Kimmane Ratnakar, Minister of State for Primary and Secondary Education in Karnataka government suggested for extending free education to Class 10. During the state level consultation for new education policy in the presence of various academicians and educationists, Ratnakar said, “There is a need for pre-primary education to be integrated with primary education. The need of the hour is to make sure that free and compulsory education, which covers only elementary level, is extended to the secondary level.”
Further he suggested that compulsory education should be extended till class 12 or at least till class 10 under the Right To Education (RTE) Act. Education department officials, educators, academicians, civil society groups and representatives were also present at the gathering to debate and discuss problems and solutions in the current education system. Vice-Chancellors of various universities, representatives from non-governmental organizations and department officials brainstormed on the symptoms plaguing the education system.

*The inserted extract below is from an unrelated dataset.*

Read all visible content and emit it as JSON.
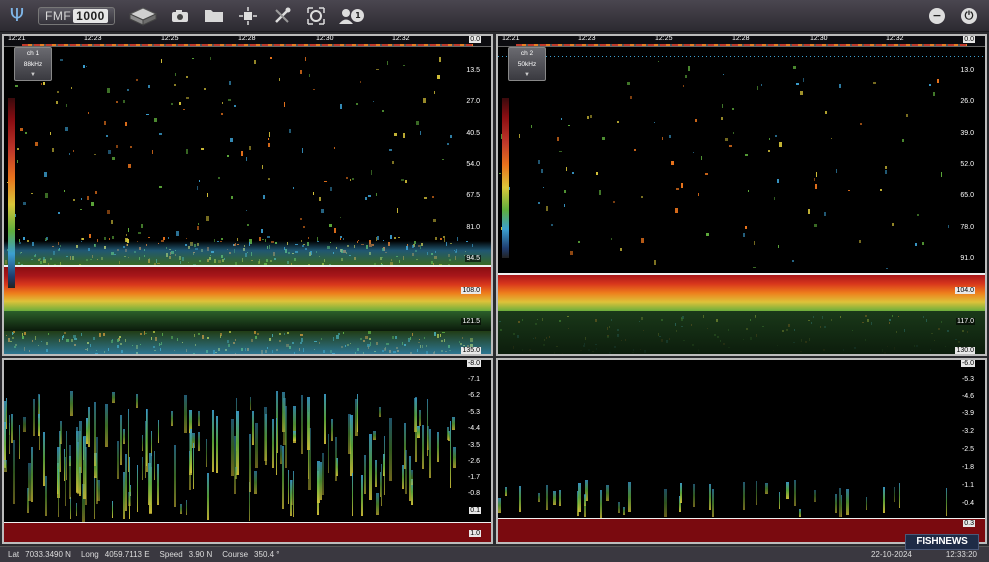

National Education Policy consultations are being held at gram panchayat, taluk and district levels by the State Government on 13 themes pertaining to school education and 20 themes on higher education. The various themes will then be compiled and presented to the Ministry of Human Resource Development for the formulation of NEP. After 29 years, central government is drafting new education policy. First national policy on education drafted in the year 1986, amended in 1992, has been the guiding document till date.

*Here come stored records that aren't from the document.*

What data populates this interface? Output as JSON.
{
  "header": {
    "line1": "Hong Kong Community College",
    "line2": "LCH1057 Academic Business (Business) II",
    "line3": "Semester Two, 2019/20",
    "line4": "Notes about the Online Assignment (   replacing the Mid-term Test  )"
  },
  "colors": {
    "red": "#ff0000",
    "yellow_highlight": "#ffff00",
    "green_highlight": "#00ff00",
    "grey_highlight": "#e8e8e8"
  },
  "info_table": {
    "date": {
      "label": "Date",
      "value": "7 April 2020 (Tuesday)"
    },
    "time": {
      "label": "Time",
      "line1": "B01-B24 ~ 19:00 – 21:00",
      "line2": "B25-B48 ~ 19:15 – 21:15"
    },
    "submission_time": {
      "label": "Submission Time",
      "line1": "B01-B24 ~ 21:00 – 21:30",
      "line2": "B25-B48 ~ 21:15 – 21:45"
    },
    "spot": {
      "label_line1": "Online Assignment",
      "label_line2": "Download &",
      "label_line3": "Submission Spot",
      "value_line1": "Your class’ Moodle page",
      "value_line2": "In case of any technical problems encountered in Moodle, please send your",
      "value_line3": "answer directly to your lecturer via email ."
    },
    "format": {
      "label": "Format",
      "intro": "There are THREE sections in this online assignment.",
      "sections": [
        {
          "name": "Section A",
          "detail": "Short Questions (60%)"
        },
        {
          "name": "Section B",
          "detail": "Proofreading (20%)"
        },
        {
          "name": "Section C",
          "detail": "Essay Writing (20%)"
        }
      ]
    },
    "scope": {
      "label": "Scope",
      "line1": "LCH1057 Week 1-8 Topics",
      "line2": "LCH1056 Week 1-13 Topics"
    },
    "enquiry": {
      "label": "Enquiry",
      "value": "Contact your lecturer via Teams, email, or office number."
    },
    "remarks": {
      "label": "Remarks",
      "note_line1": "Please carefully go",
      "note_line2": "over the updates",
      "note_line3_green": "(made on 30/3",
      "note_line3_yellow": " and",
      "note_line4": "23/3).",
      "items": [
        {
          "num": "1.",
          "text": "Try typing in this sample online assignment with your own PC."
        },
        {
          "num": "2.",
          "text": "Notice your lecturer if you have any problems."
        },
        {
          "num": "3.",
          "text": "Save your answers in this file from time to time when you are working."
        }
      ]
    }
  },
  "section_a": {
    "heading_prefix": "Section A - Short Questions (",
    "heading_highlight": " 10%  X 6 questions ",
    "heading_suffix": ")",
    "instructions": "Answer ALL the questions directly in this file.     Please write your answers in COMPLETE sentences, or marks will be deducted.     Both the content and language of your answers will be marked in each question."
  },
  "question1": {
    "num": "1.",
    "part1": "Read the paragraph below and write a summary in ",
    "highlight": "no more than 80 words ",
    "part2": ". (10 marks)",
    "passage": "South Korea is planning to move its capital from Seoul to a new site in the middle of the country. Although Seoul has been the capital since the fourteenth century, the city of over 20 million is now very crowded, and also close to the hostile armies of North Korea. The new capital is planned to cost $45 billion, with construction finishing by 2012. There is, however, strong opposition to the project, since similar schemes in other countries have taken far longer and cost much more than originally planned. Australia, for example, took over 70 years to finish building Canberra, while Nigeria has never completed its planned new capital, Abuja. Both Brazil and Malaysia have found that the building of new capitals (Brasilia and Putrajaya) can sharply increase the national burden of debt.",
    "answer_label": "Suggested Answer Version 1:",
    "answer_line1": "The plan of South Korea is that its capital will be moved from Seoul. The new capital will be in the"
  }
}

Highlighting about the integration of pre-primary education with primary education he said, “Currently, the anganwadis are being run by Department of Women and Child Development and schools by Education Department. Integrating the two may help reduce privatization.”

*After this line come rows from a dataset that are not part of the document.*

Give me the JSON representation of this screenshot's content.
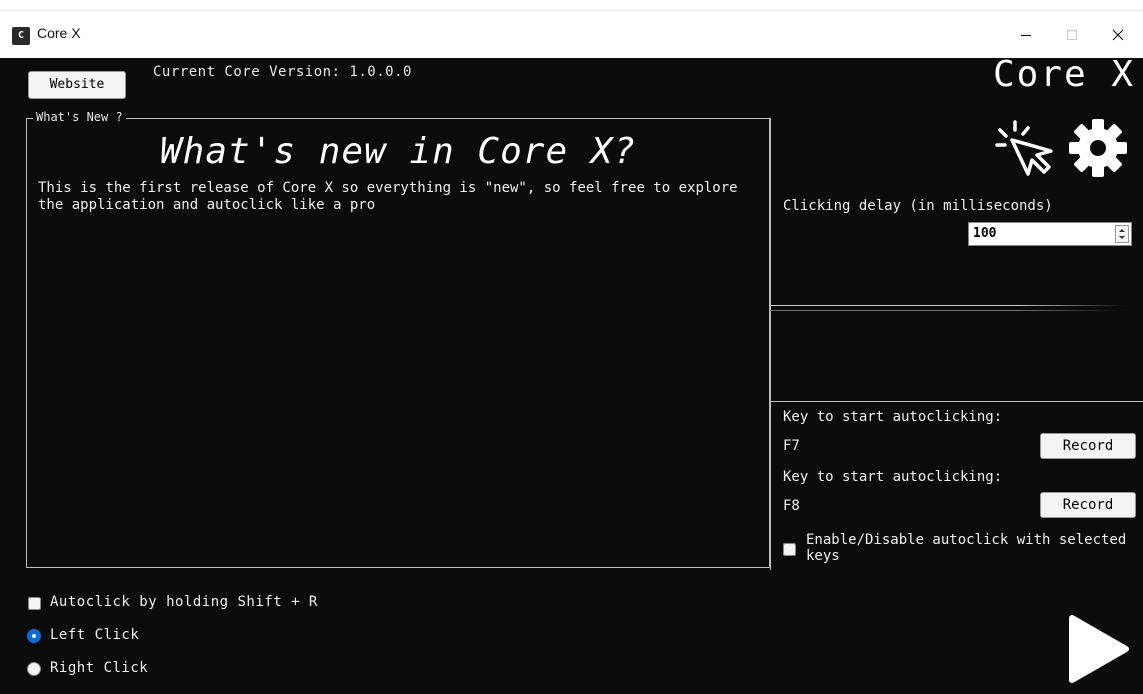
{
  "window": {
    "title": "Core X",
    "icon_glyph": "C"
  },
  "header": {
    "website_label": "Website",
    "version_text": "Current Core Version: 1.0.0.0",
    "brand_title": "Core X"
  },
  "whats_new": {
    "legend": "What's New ?",
    "heading": "What's new in Core X?",
    "body": "This is the first release of Core X so everything is \"new\", so feel free to explore the application and autoclick like a pro"
  },
  "icons": {
    "cursor": "cursor-click-icon",
    "settings": "gear-icon",
    "play": "play-icon"
  },
  "delay": {
    "label": "Clicking delay (in milliseconds)",
    "value": "100"
  },
  "keys": [
    {
      "label": "Key to start autoclicking:",
      "value": "F7",
      "button": "Record"
    },
    {
      "label": "Key to start autoclicking:",
      "value": "F8",
      "button": "Record"
    }
  ],
  "enable_toggle": {
    "label": "Enable/Disable autoclick with selected keys",
    "checked": false
  },
  "options": {
    "shift_r_label": "Autoclick by holding Shift + R",
    "shift_r_checked": false,
    "left_click_label": "Left Click",
    "right_click_label": "Right Click",
    "selected": "left"
  },
  "colors": {
    "background": "#0b0b0b",
    "accent": "#0a6cd6",
    "text": "#f0f0f0"
  }
}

V P Niranjan Aradhaya, fellow at the Centre for Child and Law, National Law School of India University while emphasizing over the plan of bringing pre-primary and primary education under one department said, “as such there is no need for a policy to extend compulsory education from the primary level to the secondary level but if the pre-primary and primary education are brought under one head, it will definitely help the government against privatization.”
On the higher education front, B. Thimme Gowda, Vice-Chancellor of Bangalore University, batted for common syllabus across the states so as to bring the uniformity. He also laid emphasis to integrate vocational education to higher education. He said “there was a need to encourage scientific temper among students and ensure that all schools are equipped with labs as the number of people pursing pure sciences is declining.”
Once the students get enrolled in pre-primary school, their parents wish that students continue with their studies in the same school till primary level and beyond. As per the Section 11 of RTE Act, the government is required to make necessary arrangements for pre-school education. But as far as extending compulsory education to secondary level is concerned, a policy is needed for the same. Provisions are there within the Act itself and an amendment to it will suffice.